The more sophisticated tools available in DSPs allow you to run campaign strategies that can really turbocharge your digital marketing. Audience segmentation, lookalike modelling and multiple data overlays can all boost performance and the audience and data insights you gather can be used to understand your existing customers better and find new ones.
But new tools and strategies mean campaign success has to be measured in different ways. Basing campaign performance on last-click attribution (often used for campaigns run on GDN) won’t give you the full picture – and is particularly damaging when the strategic goal of a campaign is to drive incremental sales.
Last click attribution always favours consumers at the end of their buying journey at the bottom of the purchase funnel, delivering yet more ads to people who are already deep in the buying cycle. So the majority of sales it attributes would have taken place anyway.
However, new customers inevitably went through a long, detailed consideration process involving a lot of research before buying and it’s unlikely that the media channel, owner and tactic that first introduced the customer to the brand, and the offer they eventually bought, was also the last digital touch-point involved before purchase.
For upper-funnel branding and prospecting campaigns, when calculating the value of each strategy it’s essential that KPIs like Cost Per Action (CPA), ROI, post-click and post-view conversions are considered.
How to take your first steps with programmatic
Taking the first steps in programmatic outside the GDN can seem daunting for good reason. Running multiple strategies and personalised, dynamic creative while managing brand safety, viewability and fraud need real expertise.
Make sure you find a partner who is not only an expert in running programmatic campaigns but who can explain what they are doing, what works and what doesn’t. You really don’t want to spend your time worrying about a million and one technical details when the right partner allows you to spend more time thinking about your customers and overall marketing strategy.

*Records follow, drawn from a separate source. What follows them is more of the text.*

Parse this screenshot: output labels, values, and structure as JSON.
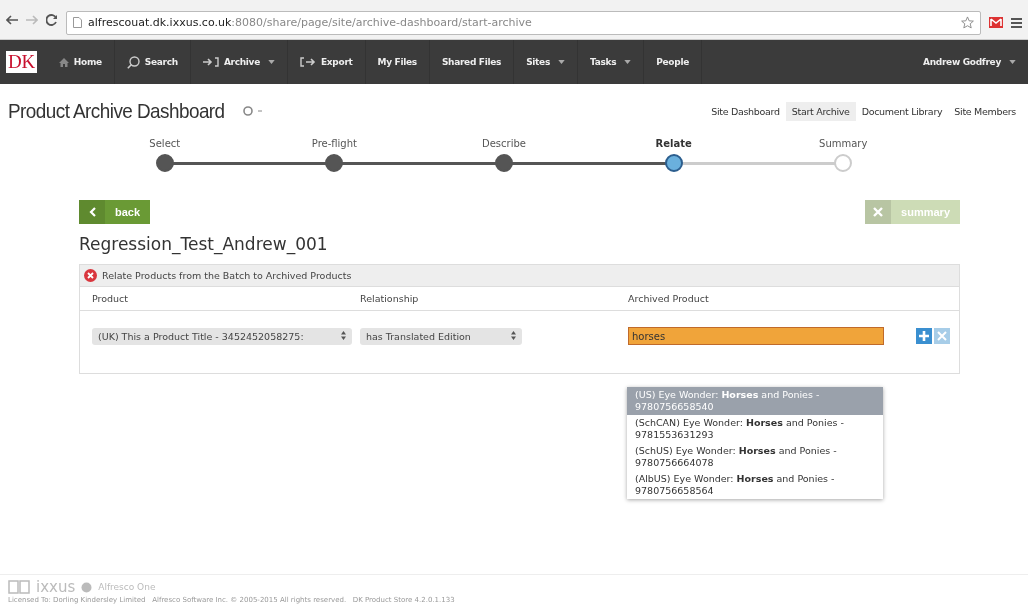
{
  "browser": {
    "url_host": "alfrescouat.dk.ixxus.co.uk",
    "url_path": ":8080/share/page/site/archive-dashboard/start-archive"
  },
  "nav": {
    "logo": "DK",
    "items": [
      {
        "label": "Home",
        "dropdown": false
      },
      {
        "label": "Search",
        "dropdown": false
      },
      {
        "label": "Archive",
        "dropdown": true
      },
      {
        "label": "Export",
        "dropdown": false
      },
      {
        "label": "My Files",
        "dropdown": false
      },
      {
        "label": "Shared Files",
        "dropdown": false
      },
      {
        "label": "Sites",
        "dropdown": true
      },
      {
        "label": "Tasks",
        "dropdown": true
      },
      {
        "label": "People",
        "dropdown": false
      }
    ],
    "user": {
      "label": "Andrew Godfrey",
      "dropdown": true
    }
  },
  "site": {
    "title": "Product Archive Dashboard",
    "links": [
      {
        "label": "Site Dashboard",
        "selected": false
      },
      {
        "label": "Start Archive",
        "selected": true
      },
      {
        "label": "Document Library",
        "selected": false
      },
      {
        "label": "Site Members",
        "selected": false
      }
    ]
  },
  "steps": [
    {
      "label": "Select",
      "completed": true,
      "selected": false
    },
    {
      "label": "Pre-flight",
      "completed": true,
      "selected": false
    },
    {
      "label": "Describe",
      "completed": true,
      "selected": false
    },
    {
      "label": "Relate",
      "completed": false,
      "selected": true
    },
    {
      "label": "Summary",
      "completed": false,
      "selected": false
    }
  ],
  "back_button": {
    "label": "back",
    "disabled": false
  },
  "summary_button": {
    "label": "summary",
    "disabled": true
  },
  "batch_title": "Regression_Test_Andrew_001",
  "panel": {
    "message": "Relate Products from the Batch to Archived Products",
    "error": true,
    "columns": [
      "Product",
      "Relationship",
      "Archived Product"
    ],
    "row": {
      "product": "(UK) This a Product Title - 3452452058275:",
      "relationship": "has Translated Edition",
      "archived_product": "horses"
    },
    "suggestions": [
      {
        "text": "(US) Eye Wonder: **Horses** and Ponies - 9780756658540",
        "selected": true
      },
      {
        "text": "(SchCAN) Eye Wonder: **Horses** and Ponies - 9781553631293",
        "selected": false
      },
      {
        "text": "(SchUS) Eye Wonder: **Horses** and Ponies - 9780756664078",
        "selected": false
      },
      {
        "text": "(AlbUS) Eye Wonder: **Horses** and Ponies - 9780756658564",
        "selected": false
      }
    ]
  },
  "footer": {
    "brand": "ixxus",
    "partner": "Alfresco One",
    "legal": "Licensed To: Dorling Kindersley Limited   Alfresco Software Inc. © 2005-2015 All rights reserved.   DK Product Store 4.2.0.1.133"
  }
}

The GDN is a good starting point for advertisers looking for a self-serve entry-point into programmatic display media, but more sophisticated platforms offer so much more. Ultimately, a lot will depend on your digital display budget.
Under £10,000 a month and it’s probably not worth changing anything but if you spend more, look for a partner to help you make the move. They will do the heavy lifting and the results you get from a professional will easily outweigh any of the costs involved.
Quick programmatic glossary
DBM (Google’s DoubleClick Bid Manager) – a DSP that allows advertisers to use third-party data and purchase inventory from multiple ad exchanges
DCO (dynamic creative optimisation) – a creative platform that allows you to create and test several versions of the same ad from a single ad tag, for sophisticated targeting and optimisation.
DMP (data management platform) – a platform that stores and manages data
DSP (demand-side platform) allows advertisers to use third-party data and purchase inventory from multiple ad exchanges
GDN (Google Display Network) – lets advertisers run display campaigns through AdWords.
ITD (independent trading desks) – an advertising trading company that is independent of any media agency or communication group. Some can operate multiple DSPs (including DBM) including their own
SSP (supply-side platform) – a software platform that enables publishers to automatically sell ad space.